Even the guidance that they are giving, clearly indicates that this kind of an earnings growth can sustain for the next three to four quarters. That is where the big element of surprise is coming in. I think as long as these surprises keep coming, there is no risk to this market from a downside perspective.
Second, liquidity still continues to be at its best and we are seeing the full colour of liquidity play out. This could last for the next few weeks as a lot of institutional money still remains to be fully invested.
Third, from a sentimental point of view, there is no big negative news, which is coming out. From a combination of all these factors, it is going to be difficult to say that the market has topped out. Perhaps there are still some room left in this market.
Q: Where do you think leadership is coming in from now in the market?
Second, the big surprise in the Indices could come in from the metal pack and the rest of the commodities, which include cement, petrochem, ferrous and non-ferrous metals. I think this as a pack is going to be a strong outperformer.
Q: How do you see the markets move from here? Will earnings continue to propel it forward or do you think market is going to pause a bit?
A: It could pause for a day or two and there could be a couple of sessions, where there could be a general pause because of some factors or just because the market wants to consolidate. But if all the sectors are put together and companies are put together, then most of the sectors point to a situation, where they would continue to positively surprise the market as well as continue to give a strong guidance.
The couple of sectors, which perhaps may disappoint somewhere down the line, for next quarter or the quarter following that could be autos and banks. These could be sectors, which could disappoint the market from a medium term perspective. But from a short-term perspective, there is no risk to earnings as far as this quarter is concerned.
Q: What in autos are you cautious about?
A: I don’t see risk to the volume growth, which will still be in double digits and this volume growth will still be a secular trend for the next few years. But there will be margin pressure, because we have a situation where oil prices are high, interest rates are heading up and steel is going up. That will have an inflationary impact there and it is going to be difficult for auto manufacturers to pass on this cost to the consumers because of competition. So there will be volume growth, but that may not be good enough to take care of margin pressures. This may manifest one or two quarters down the line, but not in this quarter.
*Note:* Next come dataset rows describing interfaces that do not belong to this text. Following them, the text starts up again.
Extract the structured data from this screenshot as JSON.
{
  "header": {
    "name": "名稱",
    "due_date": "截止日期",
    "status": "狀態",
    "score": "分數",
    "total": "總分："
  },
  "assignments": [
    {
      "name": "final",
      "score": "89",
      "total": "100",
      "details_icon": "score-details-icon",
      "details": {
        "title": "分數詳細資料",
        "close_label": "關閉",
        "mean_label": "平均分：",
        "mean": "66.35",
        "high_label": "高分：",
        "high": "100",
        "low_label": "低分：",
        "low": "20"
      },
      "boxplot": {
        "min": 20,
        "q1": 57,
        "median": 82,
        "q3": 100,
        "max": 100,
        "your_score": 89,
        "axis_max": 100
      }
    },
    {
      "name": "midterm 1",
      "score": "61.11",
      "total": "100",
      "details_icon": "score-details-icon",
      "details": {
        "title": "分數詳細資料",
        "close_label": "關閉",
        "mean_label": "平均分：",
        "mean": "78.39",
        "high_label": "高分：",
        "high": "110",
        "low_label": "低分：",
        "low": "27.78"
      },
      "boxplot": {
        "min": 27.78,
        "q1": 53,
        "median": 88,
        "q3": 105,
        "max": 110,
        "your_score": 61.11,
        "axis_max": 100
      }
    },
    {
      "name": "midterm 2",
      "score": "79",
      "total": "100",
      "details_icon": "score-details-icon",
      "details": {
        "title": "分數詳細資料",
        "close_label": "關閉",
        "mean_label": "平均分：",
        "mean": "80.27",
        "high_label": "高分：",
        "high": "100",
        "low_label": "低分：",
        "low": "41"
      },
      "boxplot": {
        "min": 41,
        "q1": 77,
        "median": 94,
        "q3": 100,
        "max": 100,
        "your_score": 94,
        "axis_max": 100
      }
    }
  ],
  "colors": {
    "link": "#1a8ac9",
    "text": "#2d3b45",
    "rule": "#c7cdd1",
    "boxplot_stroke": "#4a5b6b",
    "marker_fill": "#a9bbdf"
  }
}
Q: Do you generally stay underweight on interest rate sensitive sectors?
A: Surely, it is going to be the banking pack, which is going to see an increase in their cost of borrowings and the increased provisioning, which they will have to do post the new Credit Policy. That is where the sweet spot may no longer remain.
Apart from that, whether it is demand for real estate, consumer durables or actual demand for automobiles, I really don’t see a material impact on those sectors because of a 25, or 50 bps hike in the lending rates.
Source : www.moneycontrol.com